Saturday, March 2, 2013

Buying Seeds

I used some time in Hawaii this year to look into improving our small vegetable garden.  We've had the garden for 3 or 4 years now (I can't remember that far back) and it's just not producing as well as it did, mostly due to my laziness/busyness.

One goal was to learn specifically about gardening in our region and a Facebook thread led me to this great blog: NW Edible Life.  Our region is called the "maritime Northwest" btw. 

At first I was overwhelmed because there was SO MUCH information to read and I thought I was an OK gardener already.  Clearly I have much to learn, but at least I've put something in the ground before and I know the work pays off in the end.

I don't want to stress myself out trying to have an amazing garden to impress you readers with.  I know myself and I know that will just make me not want to do anything.  So I'll just post my gardening baby steps here for you to see how I manage our little, summer-only, mainstream veggie plot.  Sound good?  Good. 
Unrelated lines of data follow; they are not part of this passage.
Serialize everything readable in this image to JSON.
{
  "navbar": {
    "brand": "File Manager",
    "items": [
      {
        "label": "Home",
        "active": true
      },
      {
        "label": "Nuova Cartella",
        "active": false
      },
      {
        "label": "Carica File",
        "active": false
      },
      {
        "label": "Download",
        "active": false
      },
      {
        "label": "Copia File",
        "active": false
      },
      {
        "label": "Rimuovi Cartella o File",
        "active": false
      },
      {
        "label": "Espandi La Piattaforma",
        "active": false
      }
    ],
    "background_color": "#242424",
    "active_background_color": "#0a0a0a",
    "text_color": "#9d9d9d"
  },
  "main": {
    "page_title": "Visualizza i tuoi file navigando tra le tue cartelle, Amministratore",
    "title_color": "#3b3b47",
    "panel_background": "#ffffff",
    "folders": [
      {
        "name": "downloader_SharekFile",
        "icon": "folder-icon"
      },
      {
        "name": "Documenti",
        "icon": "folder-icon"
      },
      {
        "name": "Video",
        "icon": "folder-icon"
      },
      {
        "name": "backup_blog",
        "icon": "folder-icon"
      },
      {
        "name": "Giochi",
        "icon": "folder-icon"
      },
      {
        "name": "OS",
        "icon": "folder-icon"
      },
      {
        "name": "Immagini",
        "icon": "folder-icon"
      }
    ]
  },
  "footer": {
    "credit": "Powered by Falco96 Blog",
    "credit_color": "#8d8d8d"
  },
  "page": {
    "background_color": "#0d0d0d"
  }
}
NW Edible had some great information on buying seeds.  After I got over the fact that I don't have seed catalogs that I apparently should have been completely obsessed with in January, I made a list of what to buy.
  1. Varieties that are hardy and well-suited to our cooler environment, preferably grown here.
  2. Nothing that needs "a little extra effort" or has to be "harvest promptly."
  3. Heirloom doesn't mean anything if it's not from a similar climate
  4. Try two varieties of each veggie so I can compare them
  5. Tomatoes should be determinate-size.  
  6. Try a bush and a climbing variety of beans and peas.
I have NEVER spent this much on seeds, but I decided if I want to do it right I need to start with the right seeds and soil.  No more Dollar Store seeds for me!  I went to a local nursery, too, figuring the seeds would be more appropriate for our climate and I was right!  Almost everything they had was appropriate for the maritime northwest.  I spent $32.00.  EEP!

I bought 2 types of beans.  The Tenderette Bean is a "hardy and vigorous bush variety."  The Blue Lake Pole Bean is "easy to grow and harvest."  

I bought 2 types of peas from a company in Oregon.  Super Sugar Snap Pea is "disease resistant" and Alderman Shelling Pea is climber that is "easy to harvest and shell." 

The Straight Eight Cucumber grows straight up to 8 inches and can be grown on a fence or trellis.  The Marketmore 70 has "prolific vines" and is "resistant to viruses and disease."  If you've followed my blog long you know how much I love cucumbers and how disappointed I've been in the past.  I really want to baby these this year.

NW Edible wasn't big on pumpkins but my kids love to watch them grow so I'm going to give them a try again.  I thought the girls would like the Cinderella pumpkin and the Jack-O'Lantern is supposed to be a reasonable size for carving.  

I picked up green onions which will be new for me.

I got 5 kinds of tomato.  We love it and I NEVER grow enough.  I'm thinking major tomatoes this summer.  Martino's Roma has "rot resistance."  Red Cherry Large has "vigorous vines" and is a "prolific bearer."  Best Boy "matures early" and is "disease resistant."  Legend is a "very early large tomato" with "blight resistance."  And of course I had to get a yellow plant.  The Amana Orange tomato looks pretty but it's description didn't say anything about hardiness.  We'll see how she does.

Finally, I think I will invest in some sort of trellis this year to expand my garden space and I'm going to bite the bullet and get grow lights.  

NEXT POST: Starting the seeds.



  1. Are you including the seeds in your grocery spending? ;-)

  2. Lol. No, I'm keeping track of my garden spending separately. I'm planning to keep a journal this year with record of my spending, my seed packets, a calendar of what I did when, where I planted, etc. When I get to canning I'll keep a record of that as well, like if I buy more jars or new seals.



So, what do you think?